- [WHAT IS BEING ASKED] The records shown below are to be repeated exactly and completely.
Content starts
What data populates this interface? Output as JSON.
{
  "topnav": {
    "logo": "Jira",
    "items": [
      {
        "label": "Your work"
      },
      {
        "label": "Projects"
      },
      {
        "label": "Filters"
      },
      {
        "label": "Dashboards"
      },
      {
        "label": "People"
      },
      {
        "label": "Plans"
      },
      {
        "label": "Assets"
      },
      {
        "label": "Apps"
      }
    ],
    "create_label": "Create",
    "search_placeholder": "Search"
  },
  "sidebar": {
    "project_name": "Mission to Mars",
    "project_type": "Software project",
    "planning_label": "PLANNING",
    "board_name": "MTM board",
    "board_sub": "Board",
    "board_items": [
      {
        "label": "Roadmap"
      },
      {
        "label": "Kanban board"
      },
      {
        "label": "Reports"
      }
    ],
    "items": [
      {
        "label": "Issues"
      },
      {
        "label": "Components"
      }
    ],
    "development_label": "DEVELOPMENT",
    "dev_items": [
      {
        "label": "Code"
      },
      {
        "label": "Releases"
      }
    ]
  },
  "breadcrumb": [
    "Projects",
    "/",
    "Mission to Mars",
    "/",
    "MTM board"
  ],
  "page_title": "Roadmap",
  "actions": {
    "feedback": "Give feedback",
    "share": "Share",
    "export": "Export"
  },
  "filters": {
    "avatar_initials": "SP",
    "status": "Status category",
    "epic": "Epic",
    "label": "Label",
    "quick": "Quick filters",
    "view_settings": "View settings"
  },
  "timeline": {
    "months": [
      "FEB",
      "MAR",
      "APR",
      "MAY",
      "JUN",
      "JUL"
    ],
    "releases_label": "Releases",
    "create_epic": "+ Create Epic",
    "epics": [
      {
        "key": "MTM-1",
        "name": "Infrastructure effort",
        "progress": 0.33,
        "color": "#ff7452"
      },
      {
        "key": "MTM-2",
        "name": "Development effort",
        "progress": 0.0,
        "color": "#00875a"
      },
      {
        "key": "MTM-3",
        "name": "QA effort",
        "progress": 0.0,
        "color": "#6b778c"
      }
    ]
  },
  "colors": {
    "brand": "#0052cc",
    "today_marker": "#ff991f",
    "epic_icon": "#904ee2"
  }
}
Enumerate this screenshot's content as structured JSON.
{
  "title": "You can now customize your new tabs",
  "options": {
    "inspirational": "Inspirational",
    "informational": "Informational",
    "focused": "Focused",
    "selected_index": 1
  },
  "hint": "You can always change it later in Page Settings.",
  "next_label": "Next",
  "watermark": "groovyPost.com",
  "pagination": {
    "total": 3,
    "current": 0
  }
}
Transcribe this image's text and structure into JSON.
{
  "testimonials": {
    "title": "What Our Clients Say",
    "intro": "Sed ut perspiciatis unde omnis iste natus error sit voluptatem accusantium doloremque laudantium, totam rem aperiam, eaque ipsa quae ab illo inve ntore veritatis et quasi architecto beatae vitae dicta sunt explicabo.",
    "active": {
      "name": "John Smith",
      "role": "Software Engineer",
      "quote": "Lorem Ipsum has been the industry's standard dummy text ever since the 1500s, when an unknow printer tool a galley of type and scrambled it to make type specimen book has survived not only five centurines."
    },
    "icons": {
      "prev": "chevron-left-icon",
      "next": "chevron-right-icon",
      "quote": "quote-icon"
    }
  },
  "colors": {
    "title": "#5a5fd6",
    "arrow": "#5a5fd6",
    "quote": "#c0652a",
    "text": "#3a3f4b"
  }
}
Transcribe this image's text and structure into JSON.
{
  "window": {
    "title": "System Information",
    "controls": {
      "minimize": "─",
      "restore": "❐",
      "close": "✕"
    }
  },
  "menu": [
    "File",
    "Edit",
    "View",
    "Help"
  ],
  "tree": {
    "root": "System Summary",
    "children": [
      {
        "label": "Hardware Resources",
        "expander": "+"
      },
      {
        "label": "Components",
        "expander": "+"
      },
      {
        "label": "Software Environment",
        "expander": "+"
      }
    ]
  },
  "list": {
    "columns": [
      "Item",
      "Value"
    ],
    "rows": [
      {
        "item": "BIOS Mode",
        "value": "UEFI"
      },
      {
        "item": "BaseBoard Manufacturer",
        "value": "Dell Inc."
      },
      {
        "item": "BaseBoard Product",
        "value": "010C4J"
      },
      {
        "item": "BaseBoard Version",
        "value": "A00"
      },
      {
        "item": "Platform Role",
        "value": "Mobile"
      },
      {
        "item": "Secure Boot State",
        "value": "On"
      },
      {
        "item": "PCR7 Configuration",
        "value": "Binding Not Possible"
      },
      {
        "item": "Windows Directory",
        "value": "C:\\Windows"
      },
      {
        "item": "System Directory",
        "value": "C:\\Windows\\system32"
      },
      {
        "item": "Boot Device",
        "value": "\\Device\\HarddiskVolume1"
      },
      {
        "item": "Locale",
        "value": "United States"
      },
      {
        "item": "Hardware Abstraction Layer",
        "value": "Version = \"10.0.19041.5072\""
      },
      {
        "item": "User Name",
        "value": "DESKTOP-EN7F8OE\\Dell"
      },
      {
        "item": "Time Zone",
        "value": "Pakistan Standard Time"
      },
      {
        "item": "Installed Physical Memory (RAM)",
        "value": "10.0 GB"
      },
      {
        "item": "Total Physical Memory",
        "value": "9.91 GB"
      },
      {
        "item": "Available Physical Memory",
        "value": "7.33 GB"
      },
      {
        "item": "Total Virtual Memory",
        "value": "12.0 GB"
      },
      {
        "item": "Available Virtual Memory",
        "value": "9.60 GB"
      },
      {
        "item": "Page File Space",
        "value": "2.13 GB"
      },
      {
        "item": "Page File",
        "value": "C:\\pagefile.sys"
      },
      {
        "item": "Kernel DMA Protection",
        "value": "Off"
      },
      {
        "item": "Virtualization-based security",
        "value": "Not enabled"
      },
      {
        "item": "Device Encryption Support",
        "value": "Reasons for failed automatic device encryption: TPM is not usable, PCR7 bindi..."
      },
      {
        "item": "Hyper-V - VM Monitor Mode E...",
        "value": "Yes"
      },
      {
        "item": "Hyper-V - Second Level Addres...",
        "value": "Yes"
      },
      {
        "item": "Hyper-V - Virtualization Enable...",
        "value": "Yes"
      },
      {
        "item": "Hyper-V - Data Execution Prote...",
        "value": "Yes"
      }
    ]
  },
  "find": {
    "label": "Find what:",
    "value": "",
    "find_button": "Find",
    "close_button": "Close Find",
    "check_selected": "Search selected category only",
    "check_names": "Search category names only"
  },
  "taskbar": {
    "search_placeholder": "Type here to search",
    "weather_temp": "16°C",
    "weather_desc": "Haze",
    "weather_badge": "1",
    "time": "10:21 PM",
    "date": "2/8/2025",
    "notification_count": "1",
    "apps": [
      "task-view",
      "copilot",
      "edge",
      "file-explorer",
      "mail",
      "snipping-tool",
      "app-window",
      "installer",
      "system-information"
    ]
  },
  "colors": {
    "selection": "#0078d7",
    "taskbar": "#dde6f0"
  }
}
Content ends
- [RESPONSE AREA]
What data populates this interface? Output as JSON.
{
  "topnav": {
    "logo": "Jira",
    "items": [
      {
        "label": "Your work"
      },
      {
        "label": "Projects"
      },
      {
        "label": "Filters"
      },
      {
        "label": "Dashboards"
      },
      {
        "label": "People"
      },
      {
        "label": "Plans"
      },
      {
        "label": "Assets"
      },
      {
        "label": "Apps"
      }
    ],
    "create_label": "Create",
    "search_placeholder": "Search"
  },
  "sidebar": {
    "project_name": "Mission to Mars",
    "project_type": "Software project",
    "planning_label": "PLANNING",
    "board_name": "MTM board",
    "board_sub": "Board",
    "board_items": [
      {
        "label": "Roadmap"
      },
      {
        "label": "Kanban board"
      },
      {
        "label": "Reports"
      }
    ],
    "items": [
      {
        "label": "Issues"
      },
      {
        "label": "Components"
      }
    ],
    "development_label": "DEVELOPMENT",
    "dev_items": [
      {
        "label": "Code"
      },
      {
        "label": "Releases"
      }
    ]
  },
  "breadcrumb": [
    "Projects",
    "/",
    "Mission to Mars",
    "/",
    "MTM board"
  ],
  "page_title": "Roadmap",
  "actions": {
    "feedback": "Give feedback",
    "share": "Share",
    "export": "Export"
  },
  "filters": {
    "avatar_initials": "SP",
    "status": "Status category",
    "epic": "Epic",
    "label": "Label",
    "quick": "Quick filters",
    "view_settings": "View settings"
  },
  "timeline": {
    "months": [
      "FEB",
      "MAR",
      "APR",
      "MAY",
      "JUN",
      "JUL"
    ],
    "releases_label": "Releases",
    "create_epic": "+ Create Epic",
    "epics": [
      {
        "key": "MTM-1",
        "name": "Infrastructure effort",
        "progress": 0.33,
        "color": "#ff7452"
      },
      {
        "key": "MTM-2",
        "name": "Development effort",
        "progress": 0.0,
        "color": "#00875a"
      },
      {
        "key": "MTM-3",
        "name": "QA effort",
        "progress": 0.0,
        "color": "#6b778c"
      }
    ]
  },
  "colors": {
    "brand": "#0052cc",
    "today_marker": "#ff991f",
    "epic_icon": "#904ee2"
  }
}
Enumerate this screenshot's content as structured JSON.
{
  "title": "You can now customize your new tabs",
  "options": {
    "inspirational": "Inspirational",
    "informational": "Informational",
    "focused": "Focused",
    "selected_index": 1
  },
  "hint": "You can always change it later in Page Settings.",
  "next_label": "Next",
  "watermark": "groovyPost.com",
  "pagination": {
    "total": 3,
    "current": 0
  }
}
Transcribe this image's text and structure into JSON.
{
  "testimonials": {
    "title": "What Our Clients Say",
    "intro": "Sed ut perspiciatis unde omnis iste natus error sit voluptatem accusantium doloremque laudantium, totam rem aperiam, eaque ipsa quae ab illo inve ntore veritatis et quasi architecto beatae vitae dicta sunt explicabo.",
    "active": {
      "name": "John Smith",
      "role": "Software Engineer",
      "quote": "Lorem Ipsum has been the industry's standard dummy text ever since the 1500s, when an unknow printer tool a galley of type and scrambled it to make type specimen book has survived not only five centurines."
    },
    "icons": {
      "prev": "chevron-left-icon",
      "next": "chevron-right-icon",
      "quote": "quote-icon"
    }
  },
  "colors": {
    "title": "#5a5fd6",
    "arrow": "#5a5fd6",
    "quote": "#c0652a",
    "text": "#3a3f4b"
  }
}
Transcribe this image's text and structure into JSON.
{
  "window": {
    "title": "System Information",
    "controls": {
      "minimize": "─",
      "restore": "❐",
      "close": "✕"
    }
  },
  "menu": [
    "File",
    "Edit",
    "View",
    "Help"
  ],
  "tree": {
    "root": "System Summary",
    "children": [
      {
        "label": "Hardware Resources",
        "expander": "+"
      },
      {
        "label": "Components",
        "expander": "+"
      },
      {
        "label": "Software Environment",
        "expander": "+"
      }
    ]
  },
  "list": {
    "columns": [
      "Item",
      "Value"
    ],
    "rows": [
      {
        "item": "BIOS Mode",
        "value": "UEFI"
      },
      {
        "item": "BaseBoard Manufacturer",
        "value": "Dell Inc."
      },
      {
        "item": "BaseBoard Product",
        "value": "010C4J"
      },
      {
        "item": "BaseBoard Version",
        "value": "A00"
      },
      {
        "item": "Platform Role",
        "value": "Mobile"
      },
      {
        "item": "Secure Boot State",
        "value": "On"
      },
      {
        "item": "PCR7 Configuration",
        "value": "Binding Not Possible"
      },
      {
        "item": "Windows Directory",
        "value": "C:\\Windows"
      },
      {
        "item": "System Directory",
        "value": "C:\\Windows\\system32"
      },
      {
        "item": "Boot Device",
        "value": "\\Device\\HarddiskVolume1"
      },
      {
        "item": "Locale",
        "value": "United States"
      },
      {
        "item": "Hardware Abstraction Layer",
        "value": "Version = \"10.0.19041.5072\""
      },
      {
        "item": "User Name",
        "value": "DESKTOP-EN7F8OE\\Dell"
      },
      {
        "item": "Time Zone",
        "value": "Pakistan Standard Time"
      },
      {
        "item": "Installed Physical Memory (RAM)",
        "value": "10.0 GB"
      },
      {
        "item": "Total Physical Memory",
        "value": "9.91 GB"
      },
      {
        "item": "Available Physical Memory",
        "value": "7.33 GB"
      },
      {
        "item": "Total Virtual Memory",
        "value": "12.0 GB"
      },
      {
        "item": "Available Virtual Memory",
        "value": "9.60 GB"
      },
      {
        "item": "Page File Space",
        "value": "2.13 GB"
      },
      {
        "item": "Page File",
        "value": "C:\\pagefile.sys"
      },
      {
        "item": "Kernel DMA Protection",
        "value": "Off"
      },
      {
        "item": "Virtualization-based security",
        "value": "Not enabled"
      },
      {
        "item": "Device Encryption Support",
        "value": "Reasons for failed automatic device encryption: TPM is not usable, PCR7 bindi..."
      },
      {
        "item": "Hyper-V - VM Monitor Mode E...",
        "value": "Yes"
      },
      {
        "item": "Hyper-V - Second Level Addres...",
        "value": "Yes"
      },
      {
        "item": "Hyper-V - Virtualization Enable...",
        "value": "Yes"
      },
      {
        "item": "Hyper-V - Data Execution Prote...",
        "value": "Yes"
      }
    ]
  },
  "find": {
    "label": "Find what:",
    "value": "",
    "find_button": "Find",
    "close_button": "Close Find",
    "check_selected": "Search selected category only",
    "check_names": "Search category names only"
  },
  "taskbar": {
    "search_placeholder": "Type here to search",
    "weather_temp": "16°C",
    "weather_desc": "Haze",
    "weather_badge": "1",
    "time": "10:21 PM",
    "date": "2/8/2025",
    "notification_count": "1",
    "apps": [
      "task-view",
      "copilot",
      "edge",
      "file-explorer",
      "mail",
      "snipping-tool",
      "app-window",
      "installer",
      "system-information"
    ]
  },
  "colors": {
    "selection": "#0078d7",
    "taskbar": "#dde6f0"
  }
}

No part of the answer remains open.